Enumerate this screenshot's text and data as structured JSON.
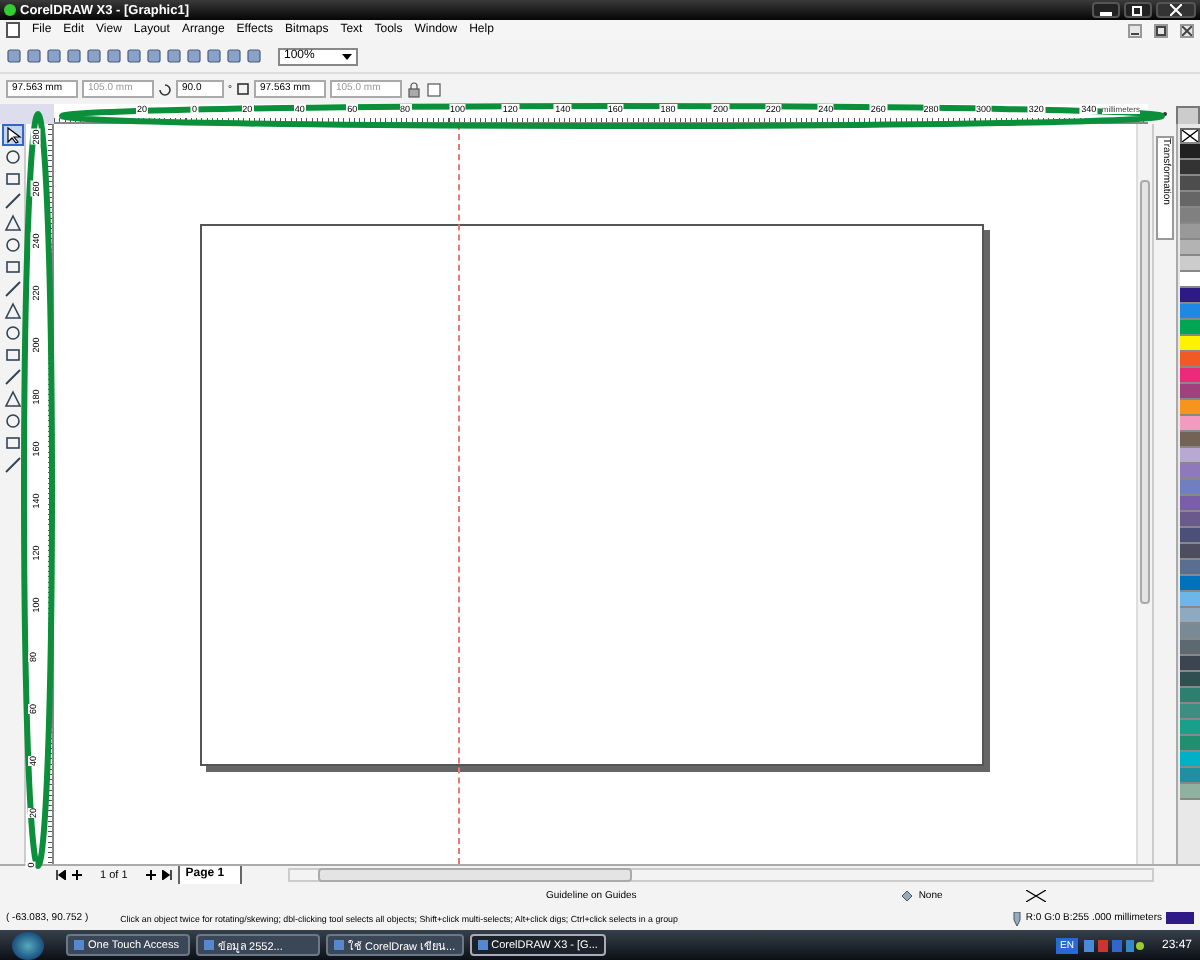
{
  "window": {
    "title": "CorelDRAW X3 - [Graphic1]"
  },
  "menu": [
    "File",
    "Edit",
    "View",
    "Layout",
    "Arrange",
    "Effects",
    "Bitmaps",
    "Text",
    "Tools",
    "Window",
    "Help"
  ],
  "toolbar": {
    "zoom": "100%"
  },
  "property_bar": {
    "x": "97.563 mm",
    "y": "105.0 mm",
    "rotation": "90.0",
    "degree": "°",
    "width": "97.563 mm",
    "height": "105.0 mm"
  },
  "horizontal_ruler": {
    "labels": [
      "20",
      "0",
      "20",
      "40",
      "60",
      "80",
      "100",
      "120",
      "140",
      "160",
      "180",
      "200",
      "220",
      "240",
      "260",
      "280",
      "300",
      "320",
      "340"
    ],
    "unit": "millimeters"
  },
  "vertical_ruler": {
    "labels": [
      "280",
      "260",
      "240",
      "220",
      "200",
      "180",
      "160",
      "140",
      "120",
      "100",
      "80",
      "60",
      "40",
      "20",
      "0"
    ]
  },
  "docker_tab": "Transformation",
  "palette": [
    {
      "kind": "none"
    },
    {
      "kind": "swatch",
      "color": "#202020"
    },
    {
      "kind": "swatch",
      "color": "#333333"
    },
    {
      "kind": "swatch",
      "color": "#4d4d4d"
    },
    {
      "kind": "swatch",
      "color": "#666666"
    },
    {
      "kind": "swatch",
      "color": "#808080"
    },
    {
      "kind": "swatch",
      "color": "#999999"
    },
    {
      "kind": "swatch",
      "color": "#b3b3b3"
    },
    {
      "kind": "swatch",
      "color": "#cccccc"
    },
    {
      "kind": "swatch",
      "color": "#ffffff"
    },
    {
      "kind": "swatch",
      "color": "#2e1a87"
    },
    {
      "kind": "swatch",
      "color": "#1e88e5"
    },
    {
      "kind": "swatch",
      "color": "#00a651"
    },
    {
      "kind": "swatch",
      "color": "#fff200"
    },
    {
      "kind": "swatch",
      "color": "#f15a24"
    },
    {
      "kind": "swatch",
      "color": "#ec2a7a"
    },
    {
      "kind": "swatch",
      "color": "#a0417d"
    },
    {
      "kind": "swatch",
      "color": "#f7941d"
    },
    {
      "kind": "swatch",
      "color": "#f49ac1"
    },
    {
      "kind": "swatch",
      "color": "#736357"
    },
    {
      "kind": "swatch",
      "color": "#b8a9d3"
    },
    {
      "kind": "swatch",
      "color": "#8f79b8"
    },
    {
      "kind": "swatch",
      "color": "#6f7fc0"
    },
    {
      "kind": "swatch",
      "color": "#7a5fa8"
    },
    {
      "kind": "swatch",
      "color": "#6a5a8c"
    },
    {
      "kind": "swatch",
      "color": "#4a5078"
    },
    {
      "kind": "swatch",
      "color": "#4d4d60"
    },
    {
      "kind": "swatch",
      "color": "#5a6f8f"
    },
    {
      "kind": "swatch",
      "color": "#0072bc"
    },
    {
      "kind": "swatch",
      "color": "#6ab7e8"
    },
    {
      "kind": "swatch",
      "color": "#8fa9c0"
    },
    {
      "kind": "swatch",
      "color": "#7a8a95"
    },
    {
      "kind": "swatch",
      "color": "#5d6970"
    },
    {
      "kind": "swatch",
      "color": "#3a4550"
    },
    {
      "kind": "swatch",
      "color": "#2f4f50"
    },
    {
      "kind": "swatch",
      "color": "#2d7f70"
    },
    {
      "kind": "swatch",
      "color": "#3a8f80"
    },
    {
      "kind": "swatch",
      "color": "#1a9f8a"
    },
    {
      "kind": "swatch",
      "color": "#1f8f6f"
    },
    {
      "kind": "swatch",
      "color": "#00b0c8"
    },
    {
      "kind": "swatch",
      "color": "#2090a0"
    },
    {
      "kind": "swatch",
      "color": "#90b0a0"
    }
  ],
  "page_nav": {
    "counter": "1 of 1",
    "tab": "Page 1"
  },
  "status_bar": {
    "guideline": "Guideline on Guides",
    "coordinates": "( -63.083, 90.752 )",
    "hint": "Click an object twice for rotating/skewing; dbl-clicking tool selects all objects; Shift+click multi-selects; Alt+click digs; Ctrl+click selects in a group",
    "fill": "None",
    "outline": "R:0 G:0 B:255 .000 millimeters"
  },
  "taskbar": {
    "items": [
      {
        "label": "One Touch Access",
        "selected": false
      },
      {
        "label": "ข้อมูล 2552...",
        "selected": false
      },
      {
        "label": "ใช้ CorelDraw เขียน...",
        "selected": false
      },
      {
        "label": "CorelDRAW X3 - [G...",
        "selected": true
      }
    ],
    "language": "EN",
    "clock": "23:47"
  }
}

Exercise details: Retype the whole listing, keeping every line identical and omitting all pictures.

Result:
Enumerate this screenshot's text and data as structured JSON.
{
  "window": {
    "title": "CorelDRAW X3 - [Graphic1]"
  },
  "menu": [
    "File",
    "Edit",
    "View",
    "Layout",
    "Arrange",
    "Effects",
    "Bitmaps",
    "Text",
    "Tools",
    "Window",
    "Help"
  ],
  "toolbar": {
    "zoom": "100%"
  },
  "property_bar": {
    "x": "97.563 mm",
    "y": "105.0 mm",
    "rotation": "90.0",
    "degree": "°",
    "width": "97.563 mm",
    "height": "105.0 mm"
  },
  "horizontal_ruler": {
    "labels": [
      "20",
      "0",
      "20",
      "40",
      "60",
      "80",
      "100",
      "120",
      "140",
      "160",
      "180",
      "200",
      "220",
      "240",
      "260",
      "280",
      "300",
      "320",
      "340"
    ],
    "unit": "millimeters"
  },
  "vertical_ruler": {
    "labels": [
      "280",
      "260",
      "240",
      "220",
      "200",
      "180",
      "160",
      "140",
      "120",
      "100",
      "80",
      "60",
      "40",
      "20",
      "0"
    ]
  },
  "docker_tab": "Transformation",
  "palette": [
    {
      "kind": "none"
    },
    {
      "kind": "swatch",
      "color": "#202020"
    },
    {
      "kind": "swatch",
      "color": "#333333"
    },
    {
      "kind": "swatch",
      "color": "#4d4d4d"
    },
    {
      "kind": "swatch",
      "color": "#666666"
    },
    {
      "kind": "swatch",
      "color": "#808080"
    },
    {
      "kind": "swatch",
      "color": "#999999"
    },
    {
      "kind": "swatch",
      "color": "#b3b3b3"
    },
    {
      "kind": "swatch",
      "color": "#cccccc"
    },
    {
      "kind": "swatch",
      "color": "#ffffff"
    },
    {
      "kind": "swatch",
      "color": "#2e1a87"
    },
    {
      "kind": "swatch",
      "color": "#1e88e5"
    },
    {
      "kind": "swatch",
      "color": "#00a651"
    },
    {
      "kind": "swatch",
      "color": "#fff200"
    },
    {
      "kind": "swatch",
      "color": "#f15a24"
    },
    {
      "kind": "swatch",
      "color": "#ec2a7a"
    },
    {
      "kind": "swatch",
      "color": "#a0417d"
    },
    {
      "kind": "swatch",
      "color": "#f7941d"
    },
    {
      "kind": "swatch",
      "color": "#f49ac1"
    },
    {
      "kind": "swatch",
      "color": "#736357"
    },
    {
      "kind": "swatch",
      "color": "#b8a9d3"
    },
    {
      "kind": "swatch",
      "color": "#8f79b8"
    },
    {
      "kind": "swatch",
      "color": "#6f7fc0"
    },
    {
      "kind": "swatch",
      "color": "#7a5fa8"
    },
    {
      "kind": "swatch",
      "color": "#6a5a8c"
    },
    {
      "kind": "swatch",
      "color": "#4a5078"
    },
    {
      "kind": "swatch",
      "color": "#4d4d60"
    },
    {
      "kind": "swatch",
      "color": "#5a6f8f"
    },
    {
      "kind": "swatch",
      "color": "#0072bc"
    },
    {
      "kind": "swatch",
      "color": "#6ab7e8"
    },
    {
      "kind": "swatch",
      "color": "#8fa9c0"
    },
    {
      "kind": "swatch",
      "color": "#7a8a95"
    },
    {
      "kind": "swatch",
      "color": "#5d6970"
    },
    {
      "kind": "swatch",
      "color": "#3a4550"
    },
    {
      "kind": "swatch",
      "color": "#2f4f50"
    },
    {
      "kind": "swatch",
      "color": "#2d7f70"
    },
    {
      "kind": "swatch",
      "color": "#3a8f80"
    },
    {
      "kind": "swatch",
      "color": "#1a9f8a"
    },
    {
      "kind": "swatch",
      "color": "#1f8f6f"
    },
    {
      "kind": "swatch",
      "color": "#00b0c8"
    },
    {
      "kind": "swatch",
      "color": "#2090a0"
    },
    {
      "kind": "swatch",
      "color": "#90b0a0"
    }
  ],
  "page_nav": {
    "counter": "1 of 1",
    "tab": "Page 1"
  },
  "status_bar": {
    "guideline": "Guideline on Guides",
    "coordinates": "( -63.083, 90.752 )",
    "hint": "Click an object twice for rotating/skewing; dbl-clicking tool selects all objects; Shift+click multi-selects; Alt+click digs; Ctrl+click selects in a group",
    "fill": "None",
    "outline": "R:0 G:0 B:255 .000 millimeters"
  },
  "taskbar": {
    "items": [
      {
        "label": "One Touch Access",
        "selected": false
      },
      {
        "label": "ข้อมูล 2552...",
        "selected": false
      },
      {
        "label": "ใช้ CorelDraw เขียน...",
        "selected": false
      },
      {
        "label": "CorelDRAW X3 - [G...",
        "selected": true
      }
    ],
    "language": "EN",
    "clock": "23:47"
  }
}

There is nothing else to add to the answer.